Records to use
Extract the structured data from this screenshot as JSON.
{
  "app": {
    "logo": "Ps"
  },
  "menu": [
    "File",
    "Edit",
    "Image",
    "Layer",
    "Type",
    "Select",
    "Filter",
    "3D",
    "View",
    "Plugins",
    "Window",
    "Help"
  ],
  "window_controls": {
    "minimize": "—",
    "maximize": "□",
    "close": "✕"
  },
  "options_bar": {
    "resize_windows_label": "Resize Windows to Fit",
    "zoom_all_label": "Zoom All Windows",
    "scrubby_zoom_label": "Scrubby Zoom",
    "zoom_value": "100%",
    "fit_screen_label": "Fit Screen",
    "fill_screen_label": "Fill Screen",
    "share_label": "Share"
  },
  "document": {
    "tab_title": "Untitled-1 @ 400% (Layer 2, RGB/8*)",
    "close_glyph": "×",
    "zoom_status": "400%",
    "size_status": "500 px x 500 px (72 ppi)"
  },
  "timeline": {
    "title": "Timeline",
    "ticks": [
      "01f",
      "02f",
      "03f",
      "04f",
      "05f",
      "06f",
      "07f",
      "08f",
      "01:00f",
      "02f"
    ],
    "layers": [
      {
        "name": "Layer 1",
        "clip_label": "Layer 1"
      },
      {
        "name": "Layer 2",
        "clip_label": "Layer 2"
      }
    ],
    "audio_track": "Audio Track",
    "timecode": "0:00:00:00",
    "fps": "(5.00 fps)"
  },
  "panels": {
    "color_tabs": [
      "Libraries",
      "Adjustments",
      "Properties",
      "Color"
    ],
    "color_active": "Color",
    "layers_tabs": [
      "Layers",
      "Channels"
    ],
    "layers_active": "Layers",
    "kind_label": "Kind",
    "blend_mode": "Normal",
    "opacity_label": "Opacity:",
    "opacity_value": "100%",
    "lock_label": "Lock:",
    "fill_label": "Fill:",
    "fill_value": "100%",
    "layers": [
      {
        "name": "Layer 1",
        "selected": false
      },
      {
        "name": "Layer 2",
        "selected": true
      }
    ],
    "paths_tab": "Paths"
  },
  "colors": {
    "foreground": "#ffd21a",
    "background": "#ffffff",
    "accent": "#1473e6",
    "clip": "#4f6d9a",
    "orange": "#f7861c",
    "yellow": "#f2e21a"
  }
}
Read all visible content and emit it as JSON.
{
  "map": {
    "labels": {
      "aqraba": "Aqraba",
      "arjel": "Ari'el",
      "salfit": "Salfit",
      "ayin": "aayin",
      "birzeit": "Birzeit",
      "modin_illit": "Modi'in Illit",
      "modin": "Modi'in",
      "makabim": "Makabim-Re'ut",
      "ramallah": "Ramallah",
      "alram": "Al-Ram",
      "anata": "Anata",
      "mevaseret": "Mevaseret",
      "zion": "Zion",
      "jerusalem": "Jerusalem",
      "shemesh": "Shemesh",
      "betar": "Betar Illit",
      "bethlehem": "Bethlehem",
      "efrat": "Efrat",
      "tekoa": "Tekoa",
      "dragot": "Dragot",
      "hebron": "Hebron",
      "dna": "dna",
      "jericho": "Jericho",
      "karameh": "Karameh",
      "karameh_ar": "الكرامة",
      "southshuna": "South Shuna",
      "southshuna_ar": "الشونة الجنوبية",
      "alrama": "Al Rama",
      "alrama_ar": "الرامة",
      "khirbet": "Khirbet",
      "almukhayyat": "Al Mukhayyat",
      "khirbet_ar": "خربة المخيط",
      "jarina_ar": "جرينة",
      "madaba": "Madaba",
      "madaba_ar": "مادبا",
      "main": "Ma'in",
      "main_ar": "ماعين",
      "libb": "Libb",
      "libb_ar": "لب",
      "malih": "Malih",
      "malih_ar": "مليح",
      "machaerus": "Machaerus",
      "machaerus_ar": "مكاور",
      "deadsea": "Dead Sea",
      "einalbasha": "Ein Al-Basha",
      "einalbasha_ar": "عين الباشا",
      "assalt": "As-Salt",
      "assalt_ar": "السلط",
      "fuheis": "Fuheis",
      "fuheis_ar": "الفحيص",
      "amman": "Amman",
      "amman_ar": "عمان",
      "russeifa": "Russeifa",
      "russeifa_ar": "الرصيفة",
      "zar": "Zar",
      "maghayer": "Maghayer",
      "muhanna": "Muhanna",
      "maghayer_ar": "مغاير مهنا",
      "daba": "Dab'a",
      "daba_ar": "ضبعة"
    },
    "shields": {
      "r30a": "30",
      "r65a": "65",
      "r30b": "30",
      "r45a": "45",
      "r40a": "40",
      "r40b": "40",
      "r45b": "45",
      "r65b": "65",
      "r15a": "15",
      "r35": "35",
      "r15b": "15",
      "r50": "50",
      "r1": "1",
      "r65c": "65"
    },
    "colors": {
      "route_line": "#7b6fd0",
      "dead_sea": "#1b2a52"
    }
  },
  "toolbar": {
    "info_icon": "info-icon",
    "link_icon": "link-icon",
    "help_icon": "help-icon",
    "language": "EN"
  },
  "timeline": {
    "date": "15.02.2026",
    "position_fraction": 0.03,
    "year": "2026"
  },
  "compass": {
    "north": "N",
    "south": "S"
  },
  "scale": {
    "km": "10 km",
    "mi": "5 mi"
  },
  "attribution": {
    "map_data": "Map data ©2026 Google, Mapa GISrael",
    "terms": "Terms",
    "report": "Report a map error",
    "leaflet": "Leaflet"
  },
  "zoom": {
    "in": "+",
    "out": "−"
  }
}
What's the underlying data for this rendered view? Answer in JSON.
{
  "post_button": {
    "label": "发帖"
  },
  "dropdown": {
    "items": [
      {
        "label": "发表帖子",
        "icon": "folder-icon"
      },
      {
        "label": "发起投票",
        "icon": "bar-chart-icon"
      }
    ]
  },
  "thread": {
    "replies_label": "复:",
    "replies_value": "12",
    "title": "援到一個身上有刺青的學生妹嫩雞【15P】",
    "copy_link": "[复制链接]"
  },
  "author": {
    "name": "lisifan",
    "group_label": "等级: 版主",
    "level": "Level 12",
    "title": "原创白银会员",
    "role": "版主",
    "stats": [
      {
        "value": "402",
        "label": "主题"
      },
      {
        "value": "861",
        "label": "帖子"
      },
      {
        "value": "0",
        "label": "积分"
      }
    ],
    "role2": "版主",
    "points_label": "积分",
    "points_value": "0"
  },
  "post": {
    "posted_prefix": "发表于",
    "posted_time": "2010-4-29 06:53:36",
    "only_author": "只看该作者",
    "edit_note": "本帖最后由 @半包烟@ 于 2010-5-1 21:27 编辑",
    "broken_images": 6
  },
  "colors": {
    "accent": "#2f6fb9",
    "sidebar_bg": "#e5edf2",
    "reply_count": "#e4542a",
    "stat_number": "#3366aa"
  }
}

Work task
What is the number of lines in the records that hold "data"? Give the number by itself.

Answer section
3